=== Work order ===
Filter the records down to the lines that hold the word "Agenda", and copy each of those lines.

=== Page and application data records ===

........

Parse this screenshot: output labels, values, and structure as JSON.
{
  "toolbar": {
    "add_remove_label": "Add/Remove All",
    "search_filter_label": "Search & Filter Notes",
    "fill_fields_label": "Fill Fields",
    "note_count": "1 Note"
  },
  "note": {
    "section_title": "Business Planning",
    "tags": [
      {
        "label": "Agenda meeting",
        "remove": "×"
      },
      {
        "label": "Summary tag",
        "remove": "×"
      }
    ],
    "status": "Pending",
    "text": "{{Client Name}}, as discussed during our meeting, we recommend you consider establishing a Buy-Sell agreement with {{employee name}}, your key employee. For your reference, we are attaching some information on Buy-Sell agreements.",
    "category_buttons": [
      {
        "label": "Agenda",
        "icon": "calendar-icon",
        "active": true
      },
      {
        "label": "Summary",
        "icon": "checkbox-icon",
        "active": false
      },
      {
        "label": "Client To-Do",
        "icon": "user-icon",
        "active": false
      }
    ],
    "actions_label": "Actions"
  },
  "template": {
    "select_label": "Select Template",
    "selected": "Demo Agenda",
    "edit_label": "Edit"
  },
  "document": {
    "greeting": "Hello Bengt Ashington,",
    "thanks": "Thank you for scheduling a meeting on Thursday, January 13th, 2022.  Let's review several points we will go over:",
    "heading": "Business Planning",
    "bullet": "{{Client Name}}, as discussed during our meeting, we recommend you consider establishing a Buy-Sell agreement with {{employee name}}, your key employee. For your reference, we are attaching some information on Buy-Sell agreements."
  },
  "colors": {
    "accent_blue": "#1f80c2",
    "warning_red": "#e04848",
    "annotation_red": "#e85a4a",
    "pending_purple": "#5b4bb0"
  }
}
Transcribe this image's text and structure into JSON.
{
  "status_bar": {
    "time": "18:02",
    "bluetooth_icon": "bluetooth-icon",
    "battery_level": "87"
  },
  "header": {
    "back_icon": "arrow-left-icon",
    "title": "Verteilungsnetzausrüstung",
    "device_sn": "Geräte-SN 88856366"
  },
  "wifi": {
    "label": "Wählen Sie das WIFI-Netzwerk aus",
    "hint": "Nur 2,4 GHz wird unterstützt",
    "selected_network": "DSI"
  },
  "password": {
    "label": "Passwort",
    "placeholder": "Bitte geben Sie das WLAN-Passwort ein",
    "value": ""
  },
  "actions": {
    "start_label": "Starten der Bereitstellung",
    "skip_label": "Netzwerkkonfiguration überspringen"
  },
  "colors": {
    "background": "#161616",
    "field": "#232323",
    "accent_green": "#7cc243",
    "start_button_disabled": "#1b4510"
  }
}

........

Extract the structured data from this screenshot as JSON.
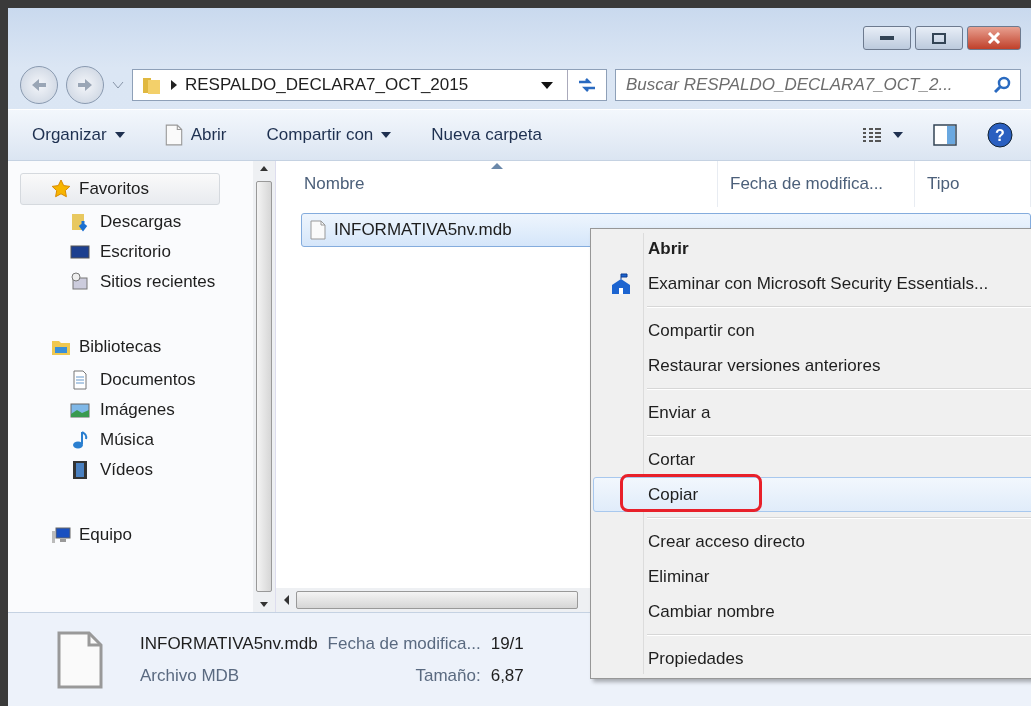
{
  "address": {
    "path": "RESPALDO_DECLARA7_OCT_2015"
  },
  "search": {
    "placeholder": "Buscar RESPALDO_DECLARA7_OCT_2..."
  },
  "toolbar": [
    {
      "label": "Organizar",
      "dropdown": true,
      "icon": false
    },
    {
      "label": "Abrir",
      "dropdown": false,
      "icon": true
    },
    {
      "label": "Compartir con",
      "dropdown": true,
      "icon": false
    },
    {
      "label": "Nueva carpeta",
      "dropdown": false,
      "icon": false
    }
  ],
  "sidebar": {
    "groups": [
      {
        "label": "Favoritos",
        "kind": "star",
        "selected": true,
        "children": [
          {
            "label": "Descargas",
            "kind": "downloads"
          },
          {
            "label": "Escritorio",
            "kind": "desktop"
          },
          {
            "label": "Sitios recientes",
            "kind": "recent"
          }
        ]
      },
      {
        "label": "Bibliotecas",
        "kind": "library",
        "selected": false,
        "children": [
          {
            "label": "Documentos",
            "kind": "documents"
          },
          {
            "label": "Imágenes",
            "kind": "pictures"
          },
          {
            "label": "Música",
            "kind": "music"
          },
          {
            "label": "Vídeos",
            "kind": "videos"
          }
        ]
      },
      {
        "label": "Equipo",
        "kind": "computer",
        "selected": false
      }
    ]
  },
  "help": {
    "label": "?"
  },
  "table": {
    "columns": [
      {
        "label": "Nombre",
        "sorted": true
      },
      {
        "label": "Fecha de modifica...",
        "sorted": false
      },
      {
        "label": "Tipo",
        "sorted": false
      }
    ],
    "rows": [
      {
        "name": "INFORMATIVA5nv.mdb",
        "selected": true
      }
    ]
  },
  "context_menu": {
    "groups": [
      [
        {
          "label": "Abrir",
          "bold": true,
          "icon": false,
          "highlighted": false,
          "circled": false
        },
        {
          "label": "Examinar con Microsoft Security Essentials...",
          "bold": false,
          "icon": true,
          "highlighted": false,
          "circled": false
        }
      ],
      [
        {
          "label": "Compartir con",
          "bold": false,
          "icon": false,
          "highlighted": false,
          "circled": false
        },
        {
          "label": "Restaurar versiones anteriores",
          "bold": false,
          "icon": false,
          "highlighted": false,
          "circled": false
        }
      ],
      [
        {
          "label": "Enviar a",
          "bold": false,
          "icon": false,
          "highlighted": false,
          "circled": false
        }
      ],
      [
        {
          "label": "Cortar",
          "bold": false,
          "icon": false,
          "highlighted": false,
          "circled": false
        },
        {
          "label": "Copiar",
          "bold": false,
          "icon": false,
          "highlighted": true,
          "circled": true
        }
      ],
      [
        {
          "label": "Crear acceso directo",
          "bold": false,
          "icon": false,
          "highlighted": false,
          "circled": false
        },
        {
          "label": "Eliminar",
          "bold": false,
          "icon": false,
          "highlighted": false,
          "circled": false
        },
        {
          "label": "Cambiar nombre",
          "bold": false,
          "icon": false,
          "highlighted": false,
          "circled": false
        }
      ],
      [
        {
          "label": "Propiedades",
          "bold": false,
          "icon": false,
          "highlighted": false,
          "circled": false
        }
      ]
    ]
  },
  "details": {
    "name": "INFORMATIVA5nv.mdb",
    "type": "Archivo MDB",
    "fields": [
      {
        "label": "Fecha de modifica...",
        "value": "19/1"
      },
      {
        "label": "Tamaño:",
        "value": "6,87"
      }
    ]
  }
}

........

=== Exercise answer ===
        "label": "Agenda meeting",
        "label": "Agenda",
    "selected": "Demo Agenda",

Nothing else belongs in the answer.